Virtually all babies in the U.S. have their heels pricked soon after birth to get a blood sample for genetic testing. These "heel stick" tests identify rare metabolic disorders before they cause irreversible damage, but as more disorders are added to the screening many states now test for 30 or more false-positive results are on the rise. In the June issue of Pediatrics, researchers from Children's Hospital Boston report that false-positive results cause considerable parental stress, even when the baby proves negative on retesting, and that the stress could be alleviated by better education for parents and pediatricians. more

Early results find activity in drug that turns on tumor 'death' receptors

The first clinical trial to evaluate a new type of drug that activates "death" receptors on cancer cells has found it to be both safe and suggestive of potential benefit, say researchers from The University of Texas M. D. Anderson Cancer Center. more  

Study of obesity in prostate cancer screening uncovers new predictor of disease for overweight men

Recent studies suggest that testing blood for prostate specific antigen (PSA) alone does not produce an ideal predictor of prostate cancer, and emerging data suggest this is especially true for obese men. A recent study by Oregon Health & Science University Cancer Institute researchers shows that a simple adjustment in how clinical measurements are interpreted in the diagnosis of prostate cancer can accurately predict the presence of prostate cancer in obese men. more

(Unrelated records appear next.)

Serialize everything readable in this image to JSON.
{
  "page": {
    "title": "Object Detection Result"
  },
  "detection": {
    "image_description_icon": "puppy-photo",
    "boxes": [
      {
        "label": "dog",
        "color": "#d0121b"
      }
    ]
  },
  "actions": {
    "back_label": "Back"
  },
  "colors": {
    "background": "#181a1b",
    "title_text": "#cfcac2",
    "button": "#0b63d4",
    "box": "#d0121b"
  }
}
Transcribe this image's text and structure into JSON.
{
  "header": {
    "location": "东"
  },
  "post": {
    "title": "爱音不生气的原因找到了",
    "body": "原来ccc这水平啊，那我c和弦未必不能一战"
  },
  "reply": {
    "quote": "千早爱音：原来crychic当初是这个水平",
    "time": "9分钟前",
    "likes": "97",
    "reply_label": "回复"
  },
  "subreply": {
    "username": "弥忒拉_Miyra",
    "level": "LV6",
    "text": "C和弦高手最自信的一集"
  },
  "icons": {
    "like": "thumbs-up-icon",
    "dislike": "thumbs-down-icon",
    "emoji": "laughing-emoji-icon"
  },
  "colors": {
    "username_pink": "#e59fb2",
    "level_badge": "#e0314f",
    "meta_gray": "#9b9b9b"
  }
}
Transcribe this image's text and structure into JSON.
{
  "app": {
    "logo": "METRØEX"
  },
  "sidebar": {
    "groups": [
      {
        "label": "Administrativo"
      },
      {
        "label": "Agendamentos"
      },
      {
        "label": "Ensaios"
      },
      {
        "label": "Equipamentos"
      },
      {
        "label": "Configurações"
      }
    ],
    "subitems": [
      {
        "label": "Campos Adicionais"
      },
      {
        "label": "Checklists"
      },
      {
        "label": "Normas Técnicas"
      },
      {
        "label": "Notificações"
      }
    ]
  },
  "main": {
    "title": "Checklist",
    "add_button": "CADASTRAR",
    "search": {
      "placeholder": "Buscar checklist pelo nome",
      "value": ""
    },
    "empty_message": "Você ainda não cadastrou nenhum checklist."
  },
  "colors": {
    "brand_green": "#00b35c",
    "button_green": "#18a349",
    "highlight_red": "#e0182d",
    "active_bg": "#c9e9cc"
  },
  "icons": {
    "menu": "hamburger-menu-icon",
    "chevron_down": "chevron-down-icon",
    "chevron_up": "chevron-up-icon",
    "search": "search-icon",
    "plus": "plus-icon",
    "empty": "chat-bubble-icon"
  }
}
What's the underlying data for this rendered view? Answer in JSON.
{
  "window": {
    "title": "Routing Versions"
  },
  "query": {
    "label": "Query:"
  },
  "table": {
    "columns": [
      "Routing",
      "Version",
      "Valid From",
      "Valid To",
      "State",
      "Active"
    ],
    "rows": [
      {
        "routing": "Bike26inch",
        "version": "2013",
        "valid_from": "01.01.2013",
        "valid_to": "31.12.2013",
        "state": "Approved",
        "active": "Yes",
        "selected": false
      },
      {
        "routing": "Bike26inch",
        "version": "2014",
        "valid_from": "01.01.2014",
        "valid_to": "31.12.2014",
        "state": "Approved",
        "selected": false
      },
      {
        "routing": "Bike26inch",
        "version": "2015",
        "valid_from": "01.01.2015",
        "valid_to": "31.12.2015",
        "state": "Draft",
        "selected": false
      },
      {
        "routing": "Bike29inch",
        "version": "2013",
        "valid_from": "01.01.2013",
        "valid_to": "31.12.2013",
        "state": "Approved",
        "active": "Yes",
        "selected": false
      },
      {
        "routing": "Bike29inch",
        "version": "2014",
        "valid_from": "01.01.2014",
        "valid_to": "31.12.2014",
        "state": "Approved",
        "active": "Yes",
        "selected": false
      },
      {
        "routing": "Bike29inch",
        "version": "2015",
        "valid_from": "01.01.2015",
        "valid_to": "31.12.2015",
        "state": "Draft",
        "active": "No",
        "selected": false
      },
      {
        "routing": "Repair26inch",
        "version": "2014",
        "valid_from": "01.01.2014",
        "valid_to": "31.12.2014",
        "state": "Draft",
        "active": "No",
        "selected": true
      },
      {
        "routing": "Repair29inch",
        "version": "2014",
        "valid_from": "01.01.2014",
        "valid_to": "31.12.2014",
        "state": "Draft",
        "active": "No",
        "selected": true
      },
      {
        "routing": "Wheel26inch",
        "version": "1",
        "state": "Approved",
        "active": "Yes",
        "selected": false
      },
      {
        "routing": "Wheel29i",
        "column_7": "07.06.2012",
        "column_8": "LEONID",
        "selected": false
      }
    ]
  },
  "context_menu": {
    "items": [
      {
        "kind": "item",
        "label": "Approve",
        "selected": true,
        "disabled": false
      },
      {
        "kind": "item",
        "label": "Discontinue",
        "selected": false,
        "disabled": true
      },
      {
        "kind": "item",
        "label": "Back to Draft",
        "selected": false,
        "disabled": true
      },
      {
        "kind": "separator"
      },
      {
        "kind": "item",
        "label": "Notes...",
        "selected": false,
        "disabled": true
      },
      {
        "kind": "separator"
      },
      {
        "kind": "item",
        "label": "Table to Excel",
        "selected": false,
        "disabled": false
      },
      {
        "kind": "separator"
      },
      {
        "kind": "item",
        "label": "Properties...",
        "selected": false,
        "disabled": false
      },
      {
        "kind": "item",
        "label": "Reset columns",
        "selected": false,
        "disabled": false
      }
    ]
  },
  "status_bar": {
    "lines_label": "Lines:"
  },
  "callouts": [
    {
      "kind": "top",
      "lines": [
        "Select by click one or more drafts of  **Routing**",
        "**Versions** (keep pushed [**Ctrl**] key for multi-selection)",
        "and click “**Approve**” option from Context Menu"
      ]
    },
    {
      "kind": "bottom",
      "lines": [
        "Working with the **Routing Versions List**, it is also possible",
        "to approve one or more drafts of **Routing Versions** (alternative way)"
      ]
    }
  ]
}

Unfavourable blood fat levels predict rheumatoid arthritis up to 10 years later 

An unfavourable ratio of blood fats could herald the development of the inflammatory joint disease rheumatoid arthritis up to 10 years later, suggests research published ahead of print in the Annals of Rheumatic Diseases. more

Breathing exercises can significantly cut inhaler use in mild asthma  

Breathing techniques can cut the use of reliever inhalers by more than 80% and halve the dose of preventer inhaler required in mild asthma, finds research published ahead of print in Thorax. more

Three-drug regimen improves survival in advanced head and neck cancers

The addition of docetaxel (Taxotere) to an initial chemotherapy regimen for inoperable head and neck cancers reduced mortality by nearly 30 percent over three years following treatment compared to the standard two-drug combination, researchers from Dana-Farber Cancer Institute in Boston will report at the American Society of Clinical Oncology's annual meeting in Atlanta. more


Virtually all babies in the U.S. have their heels pricked soon after birth to get a blood sample for genetic testing.